In the data below, find every line with the word "outside" and copy it out.

(Recorded data)
==========
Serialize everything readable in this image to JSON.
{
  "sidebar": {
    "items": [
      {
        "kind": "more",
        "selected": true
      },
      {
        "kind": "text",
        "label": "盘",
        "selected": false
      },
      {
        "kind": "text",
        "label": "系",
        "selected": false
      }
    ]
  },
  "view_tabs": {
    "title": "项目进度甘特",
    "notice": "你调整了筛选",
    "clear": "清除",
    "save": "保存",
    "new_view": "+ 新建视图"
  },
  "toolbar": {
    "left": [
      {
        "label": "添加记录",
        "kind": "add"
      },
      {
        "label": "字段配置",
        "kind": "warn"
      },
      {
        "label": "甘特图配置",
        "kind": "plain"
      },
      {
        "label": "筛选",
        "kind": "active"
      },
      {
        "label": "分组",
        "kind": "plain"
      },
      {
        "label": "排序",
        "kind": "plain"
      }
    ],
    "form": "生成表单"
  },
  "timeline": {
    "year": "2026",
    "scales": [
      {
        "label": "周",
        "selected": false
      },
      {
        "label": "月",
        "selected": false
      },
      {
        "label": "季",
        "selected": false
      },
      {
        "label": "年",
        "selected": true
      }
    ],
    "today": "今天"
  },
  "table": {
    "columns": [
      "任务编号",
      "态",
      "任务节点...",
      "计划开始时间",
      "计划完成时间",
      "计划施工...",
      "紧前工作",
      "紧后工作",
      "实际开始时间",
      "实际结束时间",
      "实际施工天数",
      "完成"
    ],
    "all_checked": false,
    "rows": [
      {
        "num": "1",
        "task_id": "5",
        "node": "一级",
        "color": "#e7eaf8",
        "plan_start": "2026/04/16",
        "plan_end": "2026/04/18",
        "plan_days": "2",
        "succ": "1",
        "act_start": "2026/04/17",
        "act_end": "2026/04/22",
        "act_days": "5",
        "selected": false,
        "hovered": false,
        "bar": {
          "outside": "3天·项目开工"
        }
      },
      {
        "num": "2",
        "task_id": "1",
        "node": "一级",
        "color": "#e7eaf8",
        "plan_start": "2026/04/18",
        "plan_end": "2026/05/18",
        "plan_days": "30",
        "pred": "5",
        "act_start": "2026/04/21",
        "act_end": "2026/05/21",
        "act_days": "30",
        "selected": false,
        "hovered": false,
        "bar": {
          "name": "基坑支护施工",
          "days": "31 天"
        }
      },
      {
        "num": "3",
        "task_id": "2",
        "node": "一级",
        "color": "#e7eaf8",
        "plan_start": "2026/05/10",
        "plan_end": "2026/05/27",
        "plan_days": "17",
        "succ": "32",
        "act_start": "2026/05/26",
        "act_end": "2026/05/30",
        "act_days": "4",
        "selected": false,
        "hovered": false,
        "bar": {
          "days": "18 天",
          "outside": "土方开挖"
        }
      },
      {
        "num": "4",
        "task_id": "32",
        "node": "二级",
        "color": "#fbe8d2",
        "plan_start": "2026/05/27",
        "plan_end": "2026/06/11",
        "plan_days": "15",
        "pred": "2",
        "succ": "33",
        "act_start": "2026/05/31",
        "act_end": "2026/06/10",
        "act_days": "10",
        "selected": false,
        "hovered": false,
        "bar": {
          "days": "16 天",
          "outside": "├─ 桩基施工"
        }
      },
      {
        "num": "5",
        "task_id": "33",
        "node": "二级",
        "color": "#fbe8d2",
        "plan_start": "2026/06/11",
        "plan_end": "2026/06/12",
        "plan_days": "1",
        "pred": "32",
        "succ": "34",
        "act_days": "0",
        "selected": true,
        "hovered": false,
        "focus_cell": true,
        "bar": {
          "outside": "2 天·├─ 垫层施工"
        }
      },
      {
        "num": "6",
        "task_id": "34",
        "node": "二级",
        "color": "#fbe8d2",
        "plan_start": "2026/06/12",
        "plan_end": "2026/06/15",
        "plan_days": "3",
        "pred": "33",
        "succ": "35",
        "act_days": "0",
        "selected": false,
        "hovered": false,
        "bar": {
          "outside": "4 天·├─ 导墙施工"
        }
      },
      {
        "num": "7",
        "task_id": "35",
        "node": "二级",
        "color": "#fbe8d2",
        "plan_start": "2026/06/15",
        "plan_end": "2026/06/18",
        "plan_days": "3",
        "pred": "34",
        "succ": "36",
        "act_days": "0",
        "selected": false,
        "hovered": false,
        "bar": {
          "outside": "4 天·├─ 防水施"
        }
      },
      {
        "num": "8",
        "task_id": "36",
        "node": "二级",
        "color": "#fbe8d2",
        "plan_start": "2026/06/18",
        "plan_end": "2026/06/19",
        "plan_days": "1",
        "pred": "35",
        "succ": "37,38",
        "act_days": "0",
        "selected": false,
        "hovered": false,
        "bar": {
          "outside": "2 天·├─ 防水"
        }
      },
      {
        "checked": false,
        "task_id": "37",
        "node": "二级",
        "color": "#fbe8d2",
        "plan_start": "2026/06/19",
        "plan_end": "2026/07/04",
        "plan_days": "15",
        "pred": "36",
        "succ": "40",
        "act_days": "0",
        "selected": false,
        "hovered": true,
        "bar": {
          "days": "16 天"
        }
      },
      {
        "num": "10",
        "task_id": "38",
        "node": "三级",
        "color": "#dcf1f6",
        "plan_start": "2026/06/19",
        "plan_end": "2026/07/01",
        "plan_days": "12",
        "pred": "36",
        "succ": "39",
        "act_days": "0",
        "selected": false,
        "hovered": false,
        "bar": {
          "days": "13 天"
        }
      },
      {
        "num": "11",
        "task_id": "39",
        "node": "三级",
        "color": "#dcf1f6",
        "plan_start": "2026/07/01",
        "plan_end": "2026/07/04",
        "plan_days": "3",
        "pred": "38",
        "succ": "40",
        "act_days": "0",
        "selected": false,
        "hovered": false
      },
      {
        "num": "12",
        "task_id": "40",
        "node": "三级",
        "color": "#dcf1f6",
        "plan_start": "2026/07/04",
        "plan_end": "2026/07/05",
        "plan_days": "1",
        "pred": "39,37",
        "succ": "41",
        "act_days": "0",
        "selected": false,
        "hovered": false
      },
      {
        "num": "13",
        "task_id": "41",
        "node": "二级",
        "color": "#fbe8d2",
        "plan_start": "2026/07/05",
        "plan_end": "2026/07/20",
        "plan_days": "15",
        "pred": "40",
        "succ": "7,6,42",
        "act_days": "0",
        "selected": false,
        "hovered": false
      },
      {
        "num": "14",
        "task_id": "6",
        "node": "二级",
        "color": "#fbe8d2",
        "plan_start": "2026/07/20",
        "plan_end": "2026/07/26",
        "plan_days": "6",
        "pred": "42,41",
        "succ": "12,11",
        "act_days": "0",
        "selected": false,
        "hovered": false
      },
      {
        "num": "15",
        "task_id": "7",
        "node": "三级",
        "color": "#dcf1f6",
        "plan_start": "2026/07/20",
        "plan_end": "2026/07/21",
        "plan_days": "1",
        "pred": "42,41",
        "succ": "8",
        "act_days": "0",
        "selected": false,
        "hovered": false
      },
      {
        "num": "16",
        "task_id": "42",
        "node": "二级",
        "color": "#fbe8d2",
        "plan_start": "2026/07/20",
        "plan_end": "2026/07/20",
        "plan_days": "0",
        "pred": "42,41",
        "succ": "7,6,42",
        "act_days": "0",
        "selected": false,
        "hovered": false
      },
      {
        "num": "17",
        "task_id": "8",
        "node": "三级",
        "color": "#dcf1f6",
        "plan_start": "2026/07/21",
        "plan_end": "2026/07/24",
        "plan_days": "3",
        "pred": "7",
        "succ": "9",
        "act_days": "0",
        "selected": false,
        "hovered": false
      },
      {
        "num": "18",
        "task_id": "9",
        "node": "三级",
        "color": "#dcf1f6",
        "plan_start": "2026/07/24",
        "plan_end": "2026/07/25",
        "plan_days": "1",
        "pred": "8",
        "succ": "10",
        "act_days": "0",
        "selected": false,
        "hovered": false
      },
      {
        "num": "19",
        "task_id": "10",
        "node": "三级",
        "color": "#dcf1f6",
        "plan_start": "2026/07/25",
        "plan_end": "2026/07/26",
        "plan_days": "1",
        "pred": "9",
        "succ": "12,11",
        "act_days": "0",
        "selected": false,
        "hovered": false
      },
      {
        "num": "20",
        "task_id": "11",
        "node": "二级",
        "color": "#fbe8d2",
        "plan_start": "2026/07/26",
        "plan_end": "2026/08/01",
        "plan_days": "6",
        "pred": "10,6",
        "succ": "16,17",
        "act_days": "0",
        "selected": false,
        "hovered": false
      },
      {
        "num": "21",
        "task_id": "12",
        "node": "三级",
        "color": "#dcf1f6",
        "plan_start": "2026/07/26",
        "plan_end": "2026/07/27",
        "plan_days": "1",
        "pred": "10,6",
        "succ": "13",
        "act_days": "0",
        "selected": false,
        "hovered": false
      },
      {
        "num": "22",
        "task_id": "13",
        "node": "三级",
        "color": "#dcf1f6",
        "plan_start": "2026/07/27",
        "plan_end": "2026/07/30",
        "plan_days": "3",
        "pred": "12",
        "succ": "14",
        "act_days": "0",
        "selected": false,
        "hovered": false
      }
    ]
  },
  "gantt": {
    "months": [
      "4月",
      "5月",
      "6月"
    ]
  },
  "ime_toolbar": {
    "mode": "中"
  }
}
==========
▶ Solution:
          "outside": "3天·项目开工"
          "outside": "土方开挖"
          "outside": "├─ 桩基施工"
          "outside": "2 天·├─ 垫层施工"
          "outside": "4 天·├─ 导墙施工"
          "outside": "4 天·├─ 防水施"
          "outside": "2 天·├─ 防水"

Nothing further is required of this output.